# Plotting functions

This chapter demonstrates Mathematica capability to generate graphs. We start with its basic command Plot and expose its ability to add text into figures. To place a text inside a figure, Mathematica has a special command Text[expr, coordinates, offset] that specifies an offset for the block of text relative to the coordinate given. Providing an offset { dx, dy } specifies that the point ( x, y ) should lie at relative coordinates { dx, dy } within the bounding rectangle that encloses the text. We demonstrate it with the following codes:

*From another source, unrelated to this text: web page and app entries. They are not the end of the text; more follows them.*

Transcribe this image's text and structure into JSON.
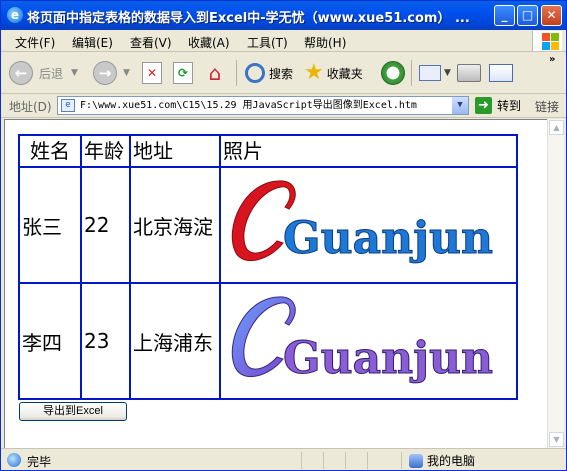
{
  "window": {
    "title": "将页面中指定表格的数据导入到Excel中-学无忧（www.xue51.com） ..."
  },
  "menu": [
    "文件(F)",
    "编辑(E)",
    "查看(V)",
    "收藏(A)",
    "工具(T)",
    "帮助(H)"
  ],
  "toolbar": {
    "back": "后退",
    "search": "搜索",
    "favorites": "收藏夹"
  },
  "address": {
    "label": "地址(D)",
    "url": "F:\\www.xue51.com\\C15\\15.29  用JavaScript导出图像到Excel.htm",
    "go": "转到",
    "links": "链接"
  },
  "table": {
    "headers": [
      "姓名",
      "年龄",
      "地址",
      "照片"
    ],
    "rows": [
      {
        "name": "张三",
        "age": "22",
        "address": "北京海淀",
        "photo": "Guanjun"
      },
      {
        "name": "李四",
        "age": "23",
        "address": "上海浦东",
        "photo": "Guanjun"
      }
    ]
  },
  "export_button": "导出到Excel",
  "status": {
    "text": "完毕",
    "zone": "我的电脑"
  },
  "colors": {
    "table_border": "#0018C8",
    "logo_red": "#D8141E",
    "logo_blue": "#1E78D6"
  }
}
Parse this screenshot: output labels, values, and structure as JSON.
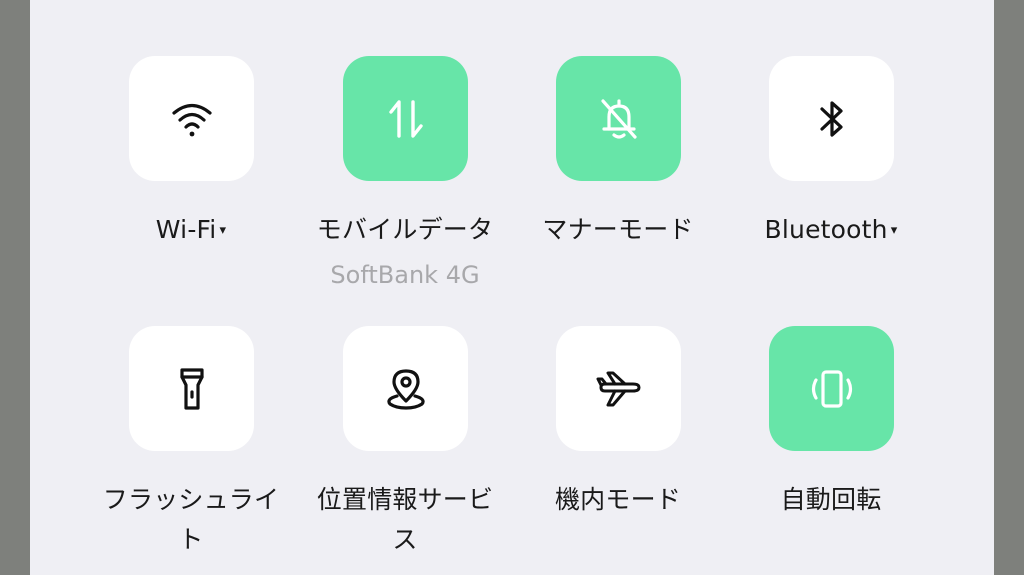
{
  "colors": {
    "tile_inactive": "#ffffff",
    "tile_active": "#67e5a8",
    "panel_background": "#efeff4",
    "icon_inactive": "#111111",
    "icon_active": "#ffffff",
    "sublabel": "#a8a8ab"
  },
  "tiles": [
    {
      "id": "wifi",
      "label": "Wi-Fi",
      "dropdown": "▾",
      "active": false,
      "icon": "wifi-icon"
    },
    {
      "id": "mobile-data",
      "label": "モバイルデータ",
      "sublabel": "SoftBank 4G",
      "active": true,
      "icon": "data-transfer-icon"
    },
    {
      "id": "manner-mode",
      "label": "マナーモード",
      "active": true,
      "icon": "bell-off-icon"
    },
    {
      "id": "bluetooth",
      "label": "Bluetooth",
      "dropdown": "▾",
      "active": false,
      "icon": "bluetooth-icon"
    },
    {
      "id": "flashlight",
      "label_lines": [
        "フラッシュライ",
        "ト"
      ],
      "active": false,
      "icon": "flashlight-icon"
    },
    {
      "id": "location",
      "label_lines": [
        "位置情報サービ",
        "ス"
      ],
      "active": false,
      "icon": "location-pin-icon"
    },
    {
      "id": "airplane",
      "label": "機内モード",
      "active": false,
      "icon": "airplane-icon"
    },
    {
      "id": "auto-rotate",
      "label": "自動回転",
      "active": true,
      "icon": "auto-rotate-icon"
    }
  ]
}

Plot[Sin[x] - Cos[3*x]/3, {x, 0, 3},
Epilog -> {Text[Style["hello", 25], Scaled[{0.5, 0.5}], #], Red, Point@{.5, .5}},
PlotLabel -> ToString@#] & /@ {{-2.5, 0}, {2.5, 0}, {0, -2}, {0, 2}, {2, 2}, {-3, -2}}      However, when we change dimensions of the graph, the text is displayed differently.
Plot[Sin[x] - Cos[3*x]/3, {x, 0, 3},
Epilog -> {Text[Style["hello", 25], Scaled[{0.5, 0.5}], #], Red, Point@{.5, .5}},
PlotLabel -> ToString@#] & /@ {{-2.5, 0}, {2.5, 0}, {0, -2}, {0, 2}, {2, 2}, {-3, -2}}
The following table of graphs can be displayed using GraphicsGrid command. GraphicsGrid by default puts a narrow border around each of the plots in the array it gives. You can change the size of this border by setting the option Spacings -> { h, v} . The parameters h and v give the horizontal and vertical spacings to be used. The Spacings option uses the width and height of characters in the default font to scale the h and v parameters by default, but it is generally more useful in graphics to use Scaled coordinates. Scaled scales widths and heights so that a value of 1 represents the width and height of one element of the grid.      How to add text to a graph, see
To add test outside the picture, see
The general reference is

There are someother options.
test1 = Plot[Sin[x] - Cos[3*x]/3, {x, 0, 3}, Epilog -> {Text[Style["World", 25], Scaled[{0.5, 0.5}], #], Red, Point@{.5, .5}}, PlotLabel -> ToString@#] & /@ {{-2.5, 0}, {2.5, 0}, {0, -2}, {0, 2}, {2, 2}, {-3, -2}}      test2 = Plot[Sin[x] - Cos[3*x]/3, {x, 0, 3}, Epilog -> {Text[Style["peace", 25], Scaled[{0.5, 0.5}], #], Red, Point@{.5, .5}}, PlotLabel -> ToString@#] & /@ {{-2.5, 0}, {2.5, 0}, {0, -2}, {0, 2}, {2, 2}, {-3, -2}}      TrueQ[test1 == test2]
False

A graphic of a function can be made discrete:

Graphics[{Blue,
Point[Table[{x, Sin[x] - 1/3 Cos[3 x]}, {x, 0, 6, .2}]]}, Axes -> True] We can shift the origin to another point, as the following example shows.
g1[x_] = Sin[x] - 1/3 Cos[3 x]
g1
Out= -1/3
bp = Plot[g1[x], {x, 0, 6}]
Show[bp, AxesOrigin -> {0, -1/3}, AxesLabel -> {"x", "y"}] When you need to restrict the vertical range, use PlotRange command as the following example shows.

Plot[(x - 1)*(x - 2)*(x - 3)*Exp[x], {x, -5, 3.5}, PlotStyle -> {Black, Thick},
AxesLabel -> {x, (x - 1)*(x - 2)*(x - 3)*Exp[x]}]
Plot[(x - 1)*(x - 2)*(x - 3)*Exp[x], {x, -5, 3.5}, PlotRange -> {-5, 8},
PlotStyle -> {Black, Thick}, AxesLabel -> {x, (x - 1)*(x - 2)*(x - 3)*Exp[x]}]